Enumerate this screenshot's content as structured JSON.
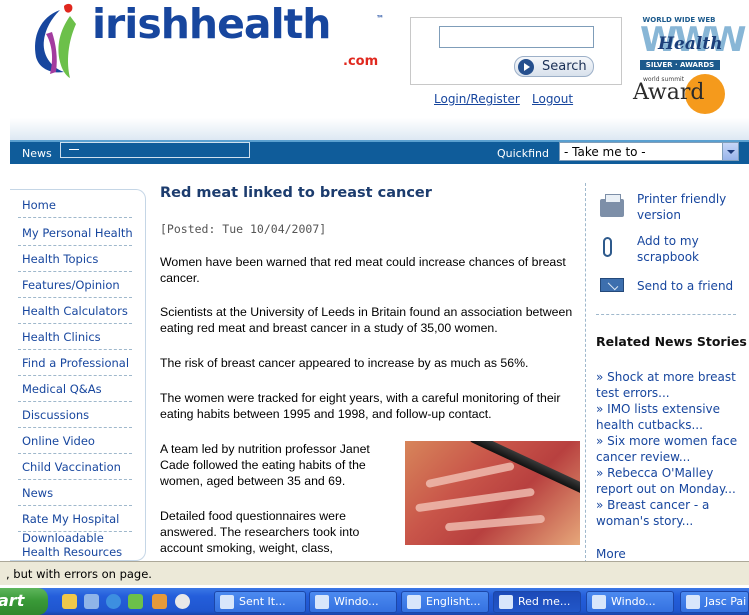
{
  "header": {
    "logo": {
      "irish": "irish",
      "health": "health",
      "tm": "™",
      "com": ".com"
    },
    "search_button": "Search",
    "login_register": "Login/Register",
    "logout": "Logout",
    "www_award": {
      "top": "WORLD WIDE WEB",
      "letters": "WWW",
      "health": "Health",
      "bottom": "SILVER · AWARDS"
    },
    "award_badge": {
      "small": "world summit",
      "word": "Award"
    }
  },
  "nav": {
    "news_label": "News",
    "quickfind_label": "Quickfind",
    "quickfind_value": "- Take me to -"
  },
  "sidebar": {
    "items": [
      {
        "label": "Home"
      },
      {
        "label": "My Personal Health"
      },
      {
        "label": "Health Topics"
      },
      {
        "label": "Features/Opinion"
      },
      {
        "label": "Health Calculators"
      },
      {
        "label": "Health Clinics"
      },
      {
        "label": "Find a Professional"
      },
      {
        "label": "Medical Q&As"
      },
      {
        "label": "Discussions"
      },
      {
        "label": "Online Video"
      },
      {
        "label": "Child Vaccination"
      },
      {
        "label": "News"
      },
      {
        "label": "Rate My Hospital"
      },
      {
        "label": "Downloadable Health Resources"
      }
    ]
  },
  "article": {
    "title": "Red meat linked to breast cancer",
    "posted": "[Posted: Tue 10/04/2007]",
    "paragraphs": [
      "Women have been warned that red meat could increase chances of breast cancer.",
      "Scientists at the University of Leeds in Britain found an association between eating red meat and breast cancer in a study of 35,00 women.",
      "The risk of breast cancer appeared to increase by as much as 56%.",
      "The women were tracked for eight years, with a careful monitoring of their eating habits between 1995 and 1998, and follow-up contact.",
      "A team led by nutrition professor Janet Cade followed the eating habits of the women, aged between 35 and 69.",
      "Detailed food questionnaires were answered. The researchers took into account smoking, weight, class,"
    ]
  },
  "tools": {
    "printer": "Printer friendly version",
    "scrapbook": "Add to my scrapbook",
    "send": "Send to a friend"
  },
  "related": {
    "heading": "Related News Stories",
    "items": [
      "» Shock at more breast test errors...",
      "» IMO lists extensive health cutbacks...",
      "» Six more women face cancer review...",
      "» Rebecca O'Malley report out on Monday...",
      "» Breast cancer - a woman's story..."
    ],
    "more": "More"
  },
  "status_bar": {
    "text": ", but with errors on page."
  },
  "taskbar": {
    "start": "art",
    "buttons": [
      {
        "label": "Sent It..."
      },
      {
        "label": "Windo..."
      },
      {
        "label": "Englisht..."
      },
      {
        "label": "Red me..."
      },
      {
        "label": "Windo..."
      },
      {
        "label": "Jasc Pai"
      }
    ]
  }
}
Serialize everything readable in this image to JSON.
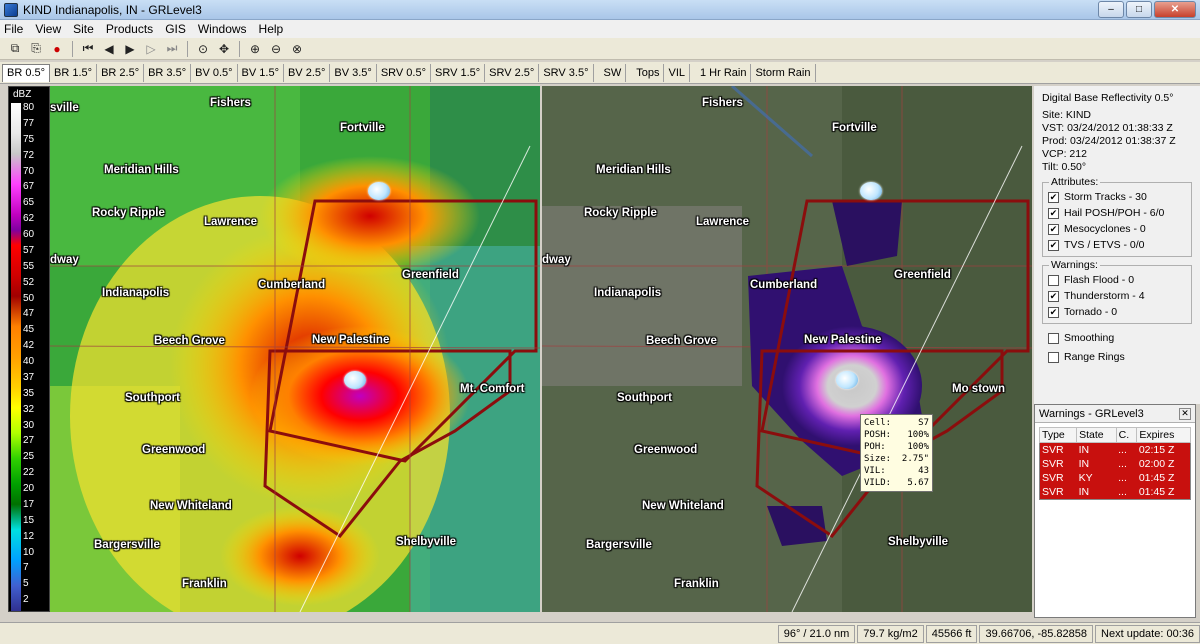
{
  "window": {
    "title": "KIND Indianapolis, IN - GRLevel3",
    "minimize": "–",
    "maximize": "□",
    "close": "✕"
  },
  "menu": [
    "File",
    "View",
    "Site",
    "Products",
    "GIS",
    "Windows",
    "Help"
  ],
  "toolbar_icons": [
    "copy-icon",
    "paste-icon",
    "record-icon",
    "first-frame-icon",
    "prev-frame-icon",
    "play-icon",
    "next-frame-icon",
    "last-frame-icon",
    "zoom-icon",
    "pan-icon",
    "zoom-in-icon",
    "zoom-out-icon",
    "zoom-reset-icon"
  ],
  "toolbar_glyphs": [
    "⧉",
    "⎘",
    "●",
    "⏮",
    "◀",
    "▶",
    "▷",
    "⏭",
    "⊙",
    "✥",
    "⊕",
    "⊖",
    "⊗"
  ],
  "tabs": [
    "BR 0.5°",
    "BR 1.5°",
    "BR 2.5°",
    "BR 3.5°",
    "BV 0.5°",
    "BV 1.5°",
    "BV 2.5°",
    "BV 3.5°",
    "SRV 0.5°",
    "SRV 1.5°",
    "SRV 2.5°",
    "SRV 3.5°",
    "SW",
    "Tops",
    "VIL",
    "1 Hr Rain",
    "Storm Rain"
  ],
  "active_tab": 0,
  "legend": {
    "unit": "dBZ",
    "labels": [
      "80",
      "77",
      "75",
      "72",
      "70",
      "67",
      "65",
      "62",
      "60",
      "57",
      "55",
      "52",
      "50",
      "47",
      "45",
      "42",
      "40",
      "37",
      "35",
      "32",
      "30",
      "27",
      "25",
      "22",
      "20",
      "17",
      "15",
      "12",
      "10",
      "7",
      "5",
      "2"
    ]
  },
  "cities_left": [
    "Fishers",
    "Fortville",
    "Meridian Hills",
    "Rocky Ripple",
    "Lawrence",
    "Cumberland",
    "Greenfield",
    "Indianapolis",
    "Beech Grove",
    "New Palestine",
    "Southport",
    "Mt. Comfort",
    "Greenwood",
    "New Whiteland",
    "Bargersville",
    "Franklin",
    "Shelbyville",
    "dway",
    "sville",
    "M"
  ],
  "cities_right": [
    "Fishers",
    "Fortville",
    "Meridian Hills",
    "Rocky Ripple",
    "Lawrence",
    "Cumberland",
    "Greenfield",
    "Indianapolis",
    "Beech Grove",
    "New Palestine",
    "Southport",
    "Mo   stown",
    "Greenwood",
    "New Whiteland",
    "Bargersville",
    "Franklin",
    "Shelbyville",
    "dway"
  ],
  "tooltip": {
    "rows": [
      {
        "k": "Cell:",
        "v": "S7"
      },
      {
        "k": "POSH:",
        "v": "100%"
      },
      {
        "k": "POH:",
        "v": "100%"
      },
      {
        "k": "Size:",
        "v": "2.75\""
      },
      {
        "k": "VIL:",
        "v": "43"
      },
      {
        "k": "VILD:",
        "v": "5.67"
      }
    ]
  },
  "info": {
    "product": "Digital Base Reflectivity 0.5°",
    "site": "Site:  KIND",
    "vst": "VST:  03/24/2012  01:38:33 Z",
    "prod": "Prod: 03/24/2012  01:38:37 Z",
    "vcp": "VCP:  212",
    "tilt": "Tilt:   0.50°",
    "attributes_label": "Attributes:",
    "attributes": [
      {
        "label": "Storm Tracks - 30",
        "checked": true
      },
      {
        "label": "Hail POSH/POH - 6/0",
        "checked": true
      },
      {
        "label": "Mesocyclones - 0",
        "checked": true
      },
      {
        "label": "TVS / ETVS - 0/0",
        "checked": true
      }
    ],
    "warnings_label": "Warnings:",
    "warning_filters": [
      {
        "label": "Flash Flood - 0",
        "checked": false
      },
      {
        "label": "Thunderstorm - 4",
        "checked": true
      },
      {
        "label": "Tornado - 0",
        "checked": true
      }
    ],
    "smoothing": "Smoothing",
    "range_rings": "Range Rings"
  },
  "warnings_window": {
    "title": "Warnings - GRLevel3",
    "columns": [
      "Type",
      "State",
      "C.",
      "Expires"
    ],
    "rows": [
      [
        "SVR",
        "IN",
        "...",
        "02:15 Z"
      ],
      [
        "SVR",
        "IN",
        "...",
        "02:00 Z"
      ],
      [
        "SVR",
        "KY",
        "...",
        "01:45 Z"
      ],
      [
        "SVR",
        "IN",
        "...",
        "01:45 Z"
      ]
    ]
  },
  "status": {
    "azimuth": "96° / 21.0 nm",
    "vil": "79.7 kg/m2",
    "height": "45566 ft",
    "coords": "39.66706, -85.82858",
    "next_update": "Next update: 00:36"
  },
  "colors": {
    "warning_polygon": "#8b0d0d",
    "warning_row": "#c8100e",
    "map_bg_left": "#2e9e3a",
    "map_bg_right": "#4a5a3a"
  }
}
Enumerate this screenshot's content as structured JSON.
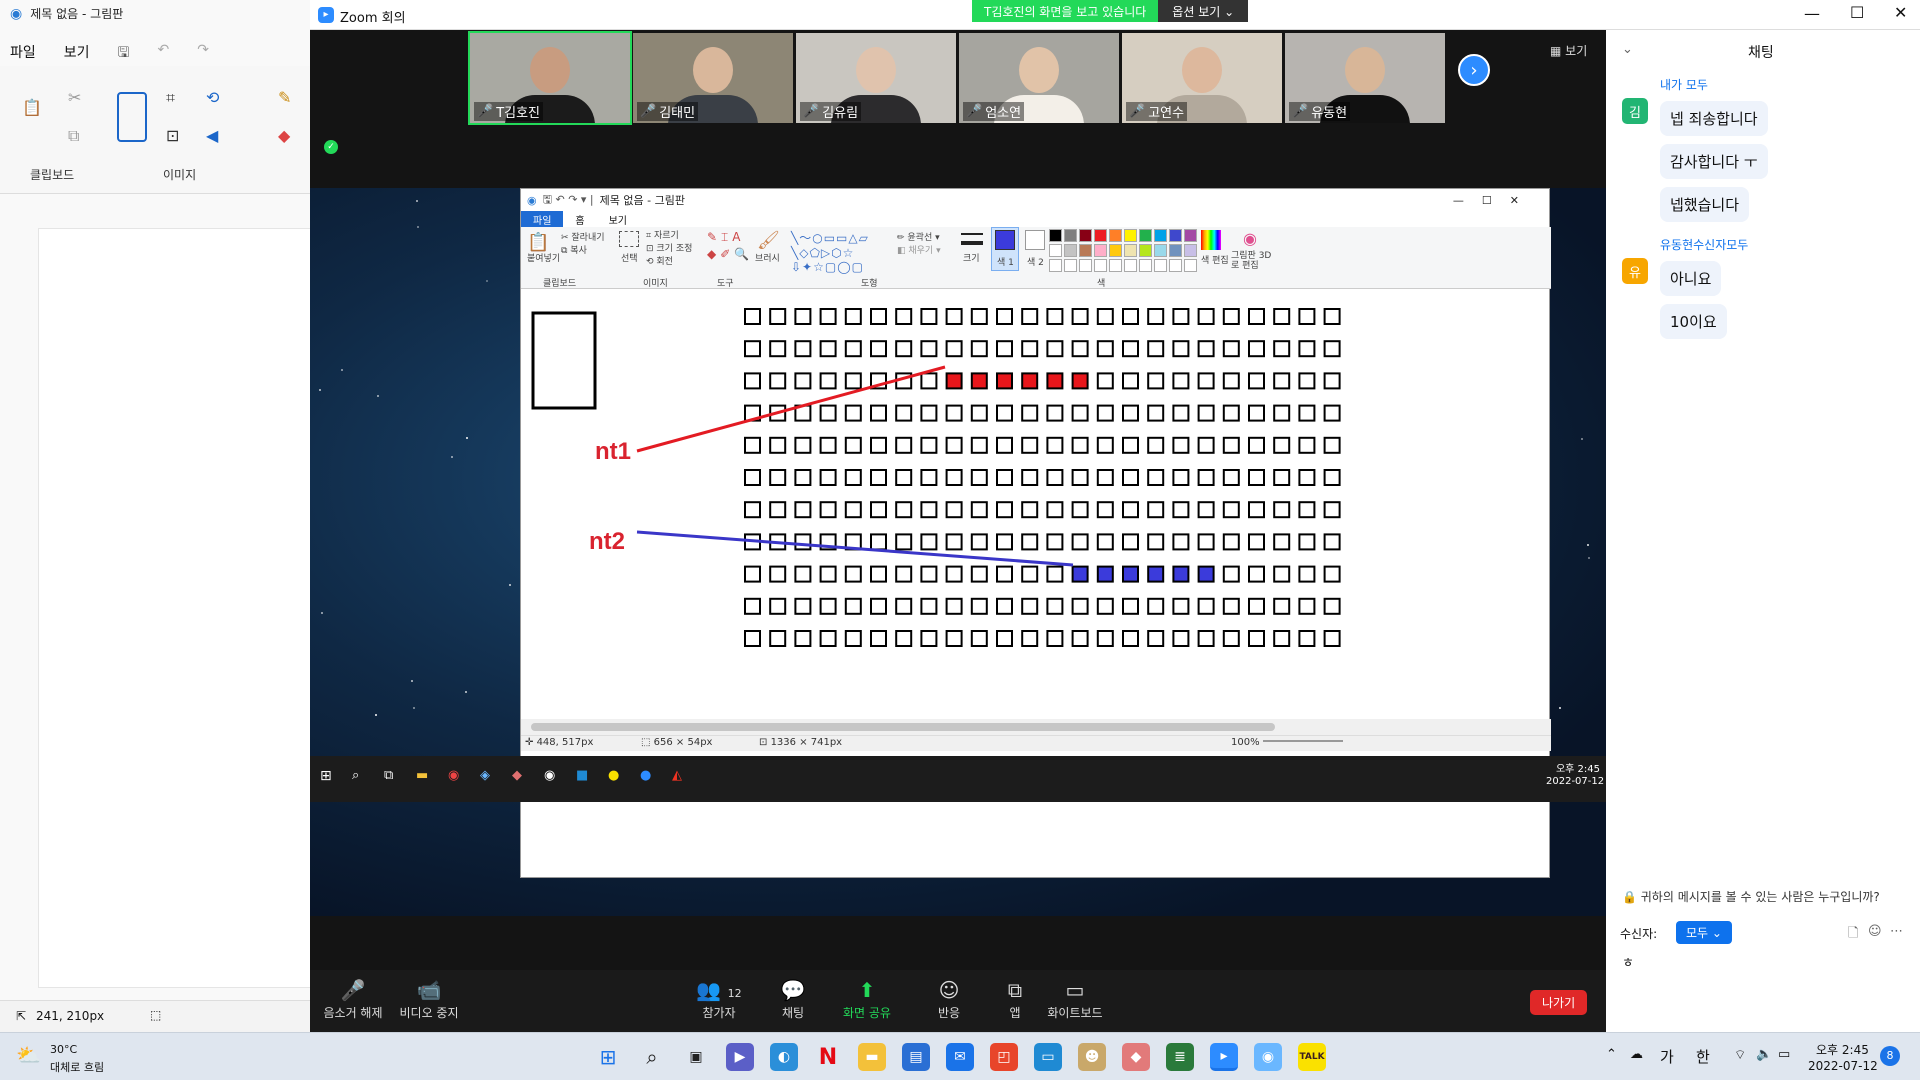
{
  "bg_paint": {
    "title": "제목 없음 - 그림판",
    "menu": [
      "파일",
      "보기"
    ],
    "groups": [
      "클립보드",
      "이미지"
    ],
    "coords": "241, 210px"
  },
  "zoom": {
    "title": "Zoom 회의",
    "share_banner": "T김호진의 화면을 보고 있습니다",
    "view_options": "옵션 보기",
    "view_label": "보기",
    "participants": [
      {
        "name": "T김호진",
        "bg": "#a9a9a2",
        "skin": "#c89c80",
        "shirt": "#1b1b1b"
      },
      {
        "name": "김태민",
        "bg": "#8d8675",
        "skin": "#d9b79b",
        "shirt": "#3a3f46"
      },
      {
        "name": "김유림",
        "bg": "#c9c6c0",
        "skin": "#e0c3ad",
        "shirt": "#2c2b2d"
      },
      {
        "name": "엄소연",
        "bg": "#a6a59f",
        "skin": "#e1c3a8",
        "shirt": "#f3efe8"
      },
      {
        "name": "고연수",
        "bg": "#d6cec1",
        "skin": "#ddb89d",
        "shirt": "#b2a99c"
      },
      {
        "name": "유동현",
        "bg": "#b7b4b0",
        "skin": "#d8b698",
        "shirt": "#111111"
      }
    ],
    "controls": [
      {
        "label": "음소거 해제",
        "icon": "🎤"
      },
      {
        "label": "비디오 중지",
        "icon": "📹"
      },
      {
        "label": "참가자",
        "icon": "👥",
        "count": "12"
      },
      {
        "label": "채팅",
        "icon": "💬"
      },
      {
        "label": "화면 공유",
        "icon": "⬆"
      },
      {
        "label": "반응",
        "icon": "☺"
      },
      {
        "label": "앱",
        "icon": "⧉"
      },
      {
        "label": "화이트보드",
        "icon": "▭"
      }
    ],
    "leave": "나가기"
  },
  "shared_paint": {
    "title": "제목 없음 - 그림판",
    "tabs": [
      "파일",
      "홈",
      "보기"
    ],
    "ribbon_groups": [
      "클립보드",
      "이미지",
      "도구",
      "도형",
      "색"
    ],
    "ribbon_labels": {
      "paste": "붙여넣기",
      "cut": "잘라내기",
      "copy": "복사",
      "select": "선택",
      "crop": "자르기",
      "resize": "크기 조정",
      "rotate": "회전",
      "brush": "브러시",
      "outline": "윤곽선",
      "fill": "채우기",
      "size": "크기",
      "color1": "색 1",
      "color2": "색 2",
      "edit_colors": "색 편집",
      "paint3d": "그림판 3D로 편집"
    },
    "annotations": [
      "nt1",
      "nt2"
    ],
    "status": {
      "pos": "448, 517px",
      "sel": "656 × 54px",
      "size": "1336 × 741px",
      "zoom": "100%"
    },
    "clock_time": "오후 2:45",
    "clock_date": "2022-07-12",
    "red_row": {
      "row": 2,
      "from": 8,
      "to": 13
    },
    "blue_row": {
      "row": 8,
      "from": 13,
      "to": 18
    },
    "colors": {
      "red": "#e8161b",
      "blue": "#3b3bdb"
    }
  },
  "chat": {
    "title": "채팅",
    "sections": [
      {
        "sender": "내가 모두",
        "avatar": "김",
        "avatar_color": "#22b573",
        "messages": [
          "넵 죄송합니다",
          "감사합니다 ㅜ",
          "넵했습니다"
        ]
      },
      {
        "sender": "유동현수신자모두",
        "avatar": "유",
        "avatar_color": "#f7a600",
        "messages": [
          "아니요",
          "10이요"
        ]
      }
    ],
    "who_can_see": "귀하의 메시지를 볼 수 있는 사람은 누구입니까?",
    "to_label": "수신자:",
    "to_value": "모두",
    "input_text": "ㅎ"
  },
  "taskbar": {
    "weather_temp": "30°C",
    "weather_desc": "대체로 흐림",
    "ime1": "가",
    "ime2": "한",
    "time": "오후 2:45",
    "date": "2022-07-12",
    "badge": "8"
  }
}
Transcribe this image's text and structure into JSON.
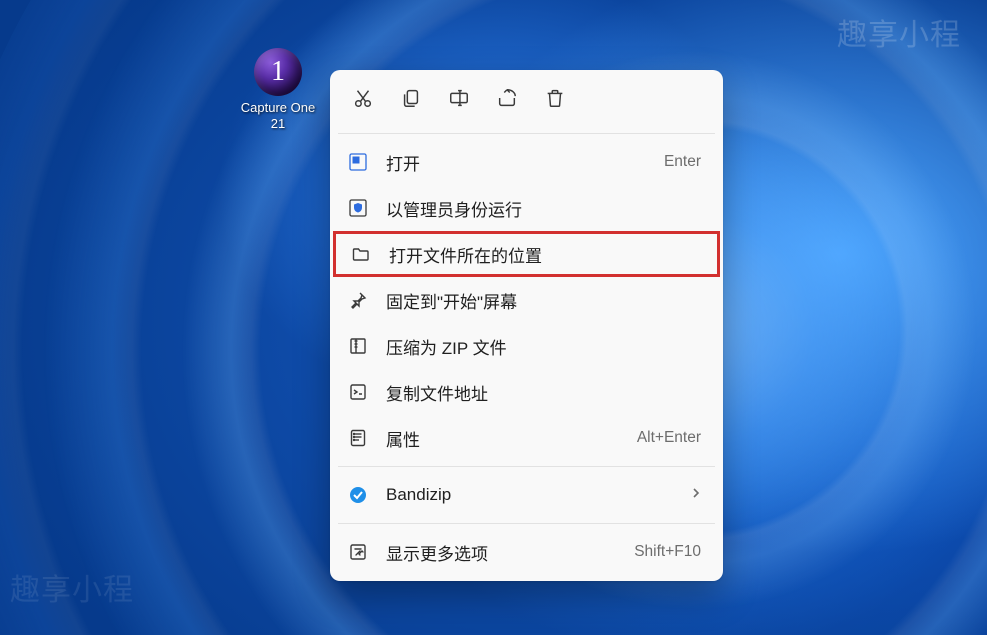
{
  "watermark": "趣享小程",
  "desktop": {
    "icon_glyph": "1",
    "icon_label": "Capture One\n21"
  },
  "toolbar": {
    "cut": "cut-icon",
    "copy": "copy-icon",
    "rename": "rename-icon",
    "share": "share-icon",
    "delete": "delete-icon"
  },
  "menu": {
    "open": {
      "label": "打开",
      "shortcut": "Enter"
    },
    "run_admin": {
      "label": "以管理员身份运行"
    },
    "open_location": {
      "label": "打开文件所在的位置"
    },
    "pin_start": {
      "label": "固定到\"开始\"屏幕"
    },
    "compress_zip": {
      "label": "压缩为 ZIP 文件"
    },
    "copy_path": {
      "label": "复制文件地址"
    },
    "properties": {
      "label": "属性",
      "shortcut": "Alt+Enter"
    },
    "bandizip": {
      "label": "Bandizip"
    },
    "show_more": {
      "label": "显示更多选项",
      "shortcut": "Shift+F10"
    }
  }
}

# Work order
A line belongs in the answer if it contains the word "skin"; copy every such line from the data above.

# Response
        "skin": "#c89c80",
        "skin": "#d9b79b",
        "skin": "#e0c3ad",
        "skin": "#e1c3a8",
        "skin": "#ddb89d",
        "skin": "#d8b698",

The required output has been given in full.